María Lionza

From Wikipedia, the free encyclopedia
Jump to navigation Jump to search
Maria Lionza
EstatuaMaria lionza.jpg
Venerated inVenezuela, Shamanism
PatronageVenezuela, love, health, nature, peace, animals

María Lionza is the central figure in one of the most widespread indigenous religions in Venezuela. The cult of María Lionza is a blend of African, indigenous and Catholic beliefs[1]. She is revered as a goddess of nature, love, peace and harmony. She has followers throughout Venezuelan society, from small rural villages to Caracas, where a statue stands in her honor. Both the salsa singer Rubén Blades and the New Weird America musician Devendra Banhart have composed songs in her honor.


According to legend,[2] María Lionza was born in 1802 to an Indian chief from the region of Yaracuy. A statue on the Francisco Fajardo Highway in Caracas by Venezuelan sculptor Alejandro Colina portrays her as a well-endowed and strong woman, riding a large tapir and holding a female pelvis, to represent fertility. It is said that she reigned over the savage beasts. On her throne were indigenous animals, including turtles and snakes. It is said she still lives on the mountain of Sorte, where her followers go to pay homage to her, calling her their "Queen". Because of the tradition, the mountain of Sorte was declared a National Park in the 1980s.

The name María Lionza comes from Santa María de la Onza ("Saint Mary of the Jaguar"), from the full name "Santa María de la Onza Talavera del Prato de Nívar", eventually the name was contracted to "María Lionza".


Statue in the Francisco Fajardo highway

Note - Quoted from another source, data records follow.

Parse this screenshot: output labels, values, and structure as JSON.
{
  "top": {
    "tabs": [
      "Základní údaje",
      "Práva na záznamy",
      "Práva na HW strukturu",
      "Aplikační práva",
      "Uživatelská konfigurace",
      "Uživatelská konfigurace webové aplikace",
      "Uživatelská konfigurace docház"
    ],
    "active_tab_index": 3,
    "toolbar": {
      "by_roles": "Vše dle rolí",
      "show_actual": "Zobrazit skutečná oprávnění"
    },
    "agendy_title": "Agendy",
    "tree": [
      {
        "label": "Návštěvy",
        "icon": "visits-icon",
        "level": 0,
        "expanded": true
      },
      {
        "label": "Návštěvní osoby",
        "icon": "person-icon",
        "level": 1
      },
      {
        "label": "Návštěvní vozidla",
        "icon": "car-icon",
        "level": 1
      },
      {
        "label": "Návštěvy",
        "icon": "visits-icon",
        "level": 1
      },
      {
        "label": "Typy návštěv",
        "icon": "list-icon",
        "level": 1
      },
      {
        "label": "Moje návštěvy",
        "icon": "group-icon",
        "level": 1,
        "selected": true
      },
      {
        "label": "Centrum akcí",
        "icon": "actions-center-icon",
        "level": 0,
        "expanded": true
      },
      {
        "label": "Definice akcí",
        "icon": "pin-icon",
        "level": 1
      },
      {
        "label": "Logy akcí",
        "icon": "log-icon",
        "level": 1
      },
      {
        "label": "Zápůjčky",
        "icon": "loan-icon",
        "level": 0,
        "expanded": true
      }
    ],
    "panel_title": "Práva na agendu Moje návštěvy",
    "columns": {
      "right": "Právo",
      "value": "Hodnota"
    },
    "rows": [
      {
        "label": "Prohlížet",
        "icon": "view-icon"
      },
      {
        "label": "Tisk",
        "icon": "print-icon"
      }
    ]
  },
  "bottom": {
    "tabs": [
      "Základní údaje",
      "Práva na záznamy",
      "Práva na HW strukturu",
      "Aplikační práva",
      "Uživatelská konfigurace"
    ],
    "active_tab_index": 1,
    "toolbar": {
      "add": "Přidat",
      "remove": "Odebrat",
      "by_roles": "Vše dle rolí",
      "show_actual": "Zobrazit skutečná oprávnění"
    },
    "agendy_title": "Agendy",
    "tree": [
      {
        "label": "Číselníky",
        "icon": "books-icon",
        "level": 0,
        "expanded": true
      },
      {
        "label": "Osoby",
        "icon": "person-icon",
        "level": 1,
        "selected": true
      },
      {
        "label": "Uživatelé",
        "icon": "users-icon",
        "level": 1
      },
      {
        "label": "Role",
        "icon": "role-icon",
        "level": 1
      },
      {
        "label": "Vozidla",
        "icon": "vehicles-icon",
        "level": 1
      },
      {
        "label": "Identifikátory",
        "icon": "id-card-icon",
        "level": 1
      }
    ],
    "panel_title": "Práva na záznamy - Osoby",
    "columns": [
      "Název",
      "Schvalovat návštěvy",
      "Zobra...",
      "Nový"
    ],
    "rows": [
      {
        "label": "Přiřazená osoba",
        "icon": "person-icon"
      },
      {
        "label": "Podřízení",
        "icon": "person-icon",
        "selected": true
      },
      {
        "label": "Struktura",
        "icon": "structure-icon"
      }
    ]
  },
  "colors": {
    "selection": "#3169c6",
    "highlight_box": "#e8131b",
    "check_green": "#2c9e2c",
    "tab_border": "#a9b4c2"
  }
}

The indigenous religion of María Lionza lies in the mountain of Sorte, in Yaracuy state, Venezuela. The "Altar Mayor" or principal altar is located there. The Altar is the main destination of pilgrimage in Venezuela and a place for people from the Caribbean to pay homage. Though pilgrims travel to this site all year, the most important holiday is October 12. On this day, the principal shamans and priests of María Lionza come together to pay homage to their Queen.[3] Many do a tribal show called "Baile de las Brasas", ("The Dance of the Coals") where they perform traditional dances, including dances over coals.

The myth of Maria Lionza has also influenced popular artists such as Victor Millan ( "La Reina María Lionza", 1965);[4] and lately Honys Torres ("Caracas Ciudad Mística", 2012)[5] and Francisco Rada ("La Corte Bolivariana", 2016),[6] among several others.


María Lionza is the highest and most important deity in the pantheon. She is part of a trinity of saints known as the tres potencias or "three powers". The other two figures in this trinity are Guaicaipuro, an Indian chief murdered by Spanish colonists, and Negro Felipe, a black slave who was also murdered by colonists. These saints are the leading figures of the pantheon and lead several "courts" of lesser deities. These courts are:

  • The Indian Court, led by María Lionza and composed of many Venezuelan Indian chiefs.
  • The Medical Court, led by José Gregorio Hernández and composed of many other famous doctors.
  • The Court of the Juans made up by a number of figures belonging to Venezuelan folklore.
  • The Teachers' Court, led by Andrés Bello and some other authors.
  • The Black and African Court, led by popular black figures of Venezuelan history such as La Negra Matea (who was a slave to the Bolivars and nanny of Simón Bolívar), and El Negro Primero (Pedro Camejo) who was known as Negro Primero because he was black and also among the first to go into combat.
  • The Celestial Court, composed of a number of Catholic saints.
  • The Political Court, which includes Simón Bolívar.
  • The Court of Malandros, made up of deceased criminals.


  1. ^ "Cult to Maria Lionza | CaribeInsider:: Directorio del Caribe y las Américas". Retrieved 2019-08-02.
  2. ^ Davies, Rhodri. "The cult of Maria Lionza". Retrieved 2019-08-02.
  3. ^ "BBC World Service - World Agenda - Magic and Murder in Venezuela". Retrieved 2019-08-02.
  4. ^ "Millán, Víctor - WIKIHISTORIA DEL ARTE VENEZOLANO". (in Spanish). Retrieved 2017-09-25.
  5. ^ "El neo pop se instaló en el Museo Alejandro Otero|Con una muestra plástica Honys Torres denuncia el consumismo". Correo del Orinoco (in Spanish). 2014-10-18. Retrieved 2017-09-25.
  6. ^ "". (in Spanish). Retrieved 2017-09-25. External link in |title= (help)

External links[edit]